Building on the foundation laid in the first episode, the second installment of this series uses additional examples from the TV show The Office to delve deeper into the intricacies of noncompetes. This time, Troutman Pepper Partners Tracey Diamond and Evan Gibbs join Labor + Employment Partner Matt DelDuca and Employee Benefits + Executive Compensation Partner Jim Earle to focus on the concept of “forfeiture for competition.” Key points that were highlighted include:Continue Reading Navigating Noncompetes: A Comprehensive Guide – Part 2

Executive Summary

On February 21, the National Labor Relations Board (NLRB or Board) reversed course from its own Trump-era precedent when it held that an employer’s offer of employee severance agreements with broad confidentiality and non-disparagement provisions is an unfair labor practice in violation of Section 8(a)(1) of the National Labor Relations Act (Act). In light of this change, all employers, regardless of whether they are unionized, should carefully consider actions including:Continue Reading NLRB Prohibits Confidentiality and Non-Disparagement Provisions in Severance Agreements With Broad Implications

On January 5, the Federal Trade Commission (FTC) voted 3-1 to publish its Notice of Proposed Rulemaking, proposing a new rule that, if implemented, would bar employers from entering into noncompete agreements with their workers, and require employers to rescind existing noncompete restrictions with current and former workers. The proposed rule supersedes state laws that are less protective of employees, but keeps the state law that provides employees greater protection. The proposed rule excludes franchisees from the definition of “worker” and has a single, limited exception that applies to the sale of a business.Continue Reading FTC Proposes Rule to Ban Noncompete Clauses With Very Limited Exceptions

Q: We have an employee who is unable to perform some of his essential job requirements because of physical limitations due to his weight.  Do we need to provide him with an accommodation?

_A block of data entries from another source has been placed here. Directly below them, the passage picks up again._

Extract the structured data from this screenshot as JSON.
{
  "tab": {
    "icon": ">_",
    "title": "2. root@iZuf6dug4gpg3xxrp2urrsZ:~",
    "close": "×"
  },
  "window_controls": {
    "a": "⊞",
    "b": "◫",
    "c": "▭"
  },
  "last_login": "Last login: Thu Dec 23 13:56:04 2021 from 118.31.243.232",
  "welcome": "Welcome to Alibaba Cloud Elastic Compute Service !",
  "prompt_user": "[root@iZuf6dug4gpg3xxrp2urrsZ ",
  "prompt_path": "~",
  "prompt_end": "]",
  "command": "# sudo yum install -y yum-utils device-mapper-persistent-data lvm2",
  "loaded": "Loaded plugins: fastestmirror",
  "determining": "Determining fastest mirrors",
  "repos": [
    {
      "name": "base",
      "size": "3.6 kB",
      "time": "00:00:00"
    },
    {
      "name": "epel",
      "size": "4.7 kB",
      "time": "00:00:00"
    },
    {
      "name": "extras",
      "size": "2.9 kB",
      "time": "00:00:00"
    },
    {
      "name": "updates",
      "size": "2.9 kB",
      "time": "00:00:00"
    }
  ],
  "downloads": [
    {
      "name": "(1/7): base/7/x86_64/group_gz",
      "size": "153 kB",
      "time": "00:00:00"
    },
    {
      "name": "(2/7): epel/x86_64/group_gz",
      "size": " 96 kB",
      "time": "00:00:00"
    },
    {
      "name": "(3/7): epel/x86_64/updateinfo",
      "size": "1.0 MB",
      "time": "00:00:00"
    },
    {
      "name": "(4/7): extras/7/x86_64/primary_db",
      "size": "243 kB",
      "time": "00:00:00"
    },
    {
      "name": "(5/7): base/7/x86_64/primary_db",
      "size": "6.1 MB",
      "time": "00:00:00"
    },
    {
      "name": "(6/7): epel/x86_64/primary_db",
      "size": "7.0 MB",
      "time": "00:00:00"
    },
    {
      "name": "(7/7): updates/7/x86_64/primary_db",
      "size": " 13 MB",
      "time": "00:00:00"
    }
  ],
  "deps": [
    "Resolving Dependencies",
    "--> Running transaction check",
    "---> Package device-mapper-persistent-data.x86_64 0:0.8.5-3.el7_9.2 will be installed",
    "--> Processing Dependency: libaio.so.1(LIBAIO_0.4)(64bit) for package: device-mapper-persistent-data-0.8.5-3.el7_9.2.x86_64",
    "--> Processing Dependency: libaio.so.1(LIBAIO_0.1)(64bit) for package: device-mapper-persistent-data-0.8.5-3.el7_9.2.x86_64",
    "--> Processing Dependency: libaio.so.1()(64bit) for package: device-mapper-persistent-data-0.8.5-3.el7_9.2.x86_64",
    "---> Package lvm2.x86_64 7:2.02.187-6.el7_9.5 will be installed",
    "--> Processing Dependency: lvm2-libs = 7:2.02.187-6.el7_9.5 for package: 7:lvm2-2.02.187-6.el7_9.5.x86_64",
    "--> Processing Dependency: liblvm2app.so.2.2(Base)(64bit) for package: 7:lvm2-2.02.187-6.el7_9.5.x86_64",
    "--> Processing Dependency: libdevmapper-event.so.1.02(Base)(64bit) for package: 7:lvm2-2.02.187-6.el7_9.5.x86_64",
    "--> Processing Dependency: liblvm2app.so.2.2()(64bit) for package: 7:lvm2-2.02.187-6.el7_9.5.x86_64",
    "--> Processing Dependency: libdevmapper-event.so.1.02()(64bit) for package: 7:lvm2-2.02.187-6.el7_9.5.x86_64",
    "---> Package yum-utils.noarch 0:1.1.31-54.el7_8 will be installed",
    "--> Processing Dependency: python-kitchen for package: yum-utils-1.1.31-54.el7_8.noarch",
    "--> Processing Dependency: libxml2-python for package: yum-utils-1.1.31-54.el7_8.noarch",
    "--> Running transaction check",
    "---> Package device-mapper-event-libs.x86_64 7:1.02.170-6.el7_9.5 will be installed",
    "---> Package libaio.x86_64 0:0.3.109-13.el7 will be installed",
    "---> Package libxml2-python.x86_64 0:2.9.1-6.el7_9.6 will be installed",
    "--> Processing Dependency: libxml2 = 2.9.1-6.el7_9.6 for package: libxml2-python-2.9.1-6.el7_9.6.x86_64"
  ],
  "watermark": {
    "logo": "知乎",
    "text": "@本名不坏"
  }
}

 A: Given that almost one-third of the U.S. population is considered obese, many employers are struggling with whether to provide accommodations for employees whose weight prohibits them from performing all of their job functions. Whether obesity falls under the Americans with Disabilities Act is a hotly debated issue. Employers must juggle the cost and resources of providing accommodations with the desire to create a comfortable environment for all employees and avoid discrimination claims.
Continue Reading Is Obesity an ADA Disability?